Despite stories of perks and innovative workplaces, thousands of blue-collar workers at major companies, including Tesla and Facebook, say they are overworked and subject to intense pressure for little pay. The disconnect between how white-collar and blue-collar workers are treated and compensated could define the future for major technology companies, and may even define their future working conditions, Sarah Kessler writes.
Popular fidget spinners can be used in the classroom to help explain scientific concepts, such as Newton's Laws of Motion, torque and momentum, assert seventh-grade science teacher Meg Richard and physics professor Matt Richard. In this blog post, they write about the science behind fidget spinners and offer six lesson ideas for using them in class.
Compliance measures often influence the grade or label placed on what students have learned, asserts National Board Certified Teacher Starr Sackstein. In this blog post, she writes that the voices of students -- not just their products -- should be part of the process, including self-reflection, peer assessment and portfolios, to better show what they have learned in school.
High-school teachers should limit the amount of time they are talking during teaching, suggests Wendy James, coordinator of Collegiate Renewal and Curriculum for Saskatoon Public Schools in Canada. In this blog post, she shares how she replaces some direct instruction with "generative processes, formative assessment and written step-by-steps."
In this blog post, Barbara Haeffner, director of curriculum and instructional technology at Meriden Public Schools, describes how her district implemented a blended-learning program in just two years. She shares three ways officials helped make the implementation a success.
Officials in a Massachusetts school district say that the nationwide opioid crisis has left some students without parents -- which takes a social and emotional toll. One school has hired a licensed independent clinical social worker to address students' needs.
President Donald Trump's budget proposal is expected to be released today. The proposed $9.2 billion cut to education spending could affect school-choice programs, federal student aid and services for students with special needs.
Education Secretary Betsy DeVos said this week during the American Federation for Children conference that President Donald Trump will propose "the most ambitious expansion of education choice in our nation's history." She also noted that states would not be forced to take part.
Classrooms in some case are too loud for student learning to take place, educational researcher C. Aiden Downey writes. In this commentary, he describes how noise pollution may be affecting students' ability to learn.
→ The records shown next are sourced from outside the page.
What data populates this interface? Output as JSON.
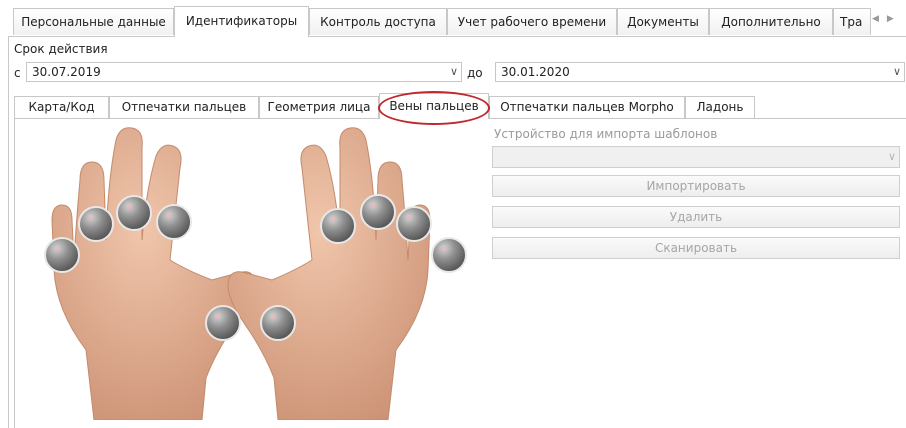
{
  "main_tabs": [
    {
      "label": "Персональные данные"
    },
    {
      "label": "Идентификаторы"
    },
    {
      "label": "Контроль доступа"
    },
    {
      "label": "Учет рабочего времени"
    },
    {
      "label": "Документы"
    },
    {
      "label": "Дополнительно"
    },
    {
      "label": "Тра"
    }
  ],
  "validity": {
    "title": "Срок действия",
    "from_label": "с",
    "from_value": "30.07.2019",
    "to_label": "до",
    "to_value": "30.01.2020"
  },
  "sub_tabs": [
    {
      "label": "Карта/Код"
    },
    {
      "label": "Отпечатки пальцев"
    },
    {
      "label": "Геометрия лица"
    },
    {
      "label": "Вены пальцев"
    },
    {
      "label": "Отпечатки пальцев Morpho"
    },
    {
      "label": "Ладонь"
    }
  ],
  "right_panel": {
    "device_label": "Устройство для импорта шаблонов",
    "device_value": "",
    "import_label": "Импортировать",
    "delete_label": "Удалить",
    "scan_label": "Сканировать"
  },
  "colors": {
    "skin": "#e7b79b",
    "finger_marker": "#7d7d7d",
    "highlight": "#c0282d"
  }
}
In many cases, broadband service in New York City's middle schools is not living up to its promise, according to a report issued by Comptroller Scott Stringer. A recent survey found difficulties with broadband infrastructure and potential financial concerns.